### Data extract:

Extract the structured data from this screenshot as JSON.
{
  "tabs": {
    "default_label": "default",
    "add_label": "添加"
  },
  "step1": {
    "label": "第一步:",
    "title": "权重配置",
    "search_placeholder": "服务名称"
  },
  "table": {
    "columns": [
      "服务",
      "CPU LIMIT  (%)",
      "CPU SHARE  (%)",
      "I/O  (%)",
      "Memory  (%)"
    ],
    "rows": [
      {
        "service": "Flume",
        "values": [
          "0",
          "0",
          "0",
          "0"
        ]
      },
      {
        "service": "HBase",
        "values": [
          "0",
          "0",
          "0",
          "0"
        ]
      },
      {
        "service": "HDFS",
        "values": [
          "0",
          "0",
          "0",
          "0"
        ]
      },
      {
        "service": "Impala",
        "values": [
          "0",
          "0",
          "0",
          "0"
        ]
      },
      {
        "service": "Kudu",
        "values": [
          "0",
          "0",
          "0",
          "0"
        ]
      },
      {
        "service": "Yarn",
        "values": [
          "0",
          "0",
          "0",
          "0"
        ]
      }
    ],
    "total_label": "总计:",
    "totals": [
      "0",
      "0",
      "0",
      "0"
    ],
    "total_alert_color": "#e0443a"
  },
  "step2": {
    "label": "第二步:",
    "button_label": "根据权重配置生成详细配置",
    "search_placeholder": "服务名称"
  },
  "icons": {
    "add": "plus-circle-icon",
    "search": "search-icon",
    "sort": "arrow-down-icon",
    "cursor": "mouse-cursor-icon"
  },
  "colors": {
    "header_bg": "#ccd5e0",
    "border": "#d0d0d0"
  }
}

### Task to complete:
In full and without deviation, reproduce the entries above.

### Answer to this problem:
Extract the structured data from this screenshot as JSON.
{
  "tabs": {
    "default_label": "default",
    "add_label": "添加"
  },
  "step1": {
    "label": "第一步:",
    "title": "权重配置",
    "search_placeholder": "服务名称"
  },
  "table": {
    "columns": [
      "服务",
      "CPU LIMIT  (%)",
      "CPU SHARE  (%)",
      "I/O  (%)",
      "Memory  (%)"
    ],
    "rows": [
      {
        "service": "Flume",
        "values": [
          "0",
          "0",
          "0",
          "0"
        ]
      },
      {
        "service": "HBase",
        "values": [
          "0",
          "0",
          "0",
          "0"
        ]
      },
      {
        "service": "HDFS",
        "values": [
          "0",
          "0",
          "0",
          "0"
        ]
      },
      {
        "service": "Impala",
        "values": [
          "0",
          "0",
          "0",
          "0"
        ]
      },
      {
        "service": "Kudu",
        "values": [
          "0",
          "0",
          "0",
          "0"
        ]
      },
      {
        "service": "Yarn",
        "values": [
          "0",
          "0",
          "0",
          "0"
        ]
      }
    ],
    "total_label": "总计:",
    "totals": [
      "0",
      "0",
      "0",
      "0"
    ],
    "total_alert_color": "#e0443a"
  },
  "step2": {
    "label": "第二步:",
    "button_label": "根据权重配置生成详细配置",
    "search_placeholder": "服务名称"
  },
  "icons": {
    "add": "plus-circle-icon",
    "search": "search-icon",
    "sort": "arrow-down-icon",
    "cursor": "mouse-cursor-icon"
  },
  "colors": {
    "header_bg": "#ccd5e0",
    "border": "#d0d0d0"
  }
}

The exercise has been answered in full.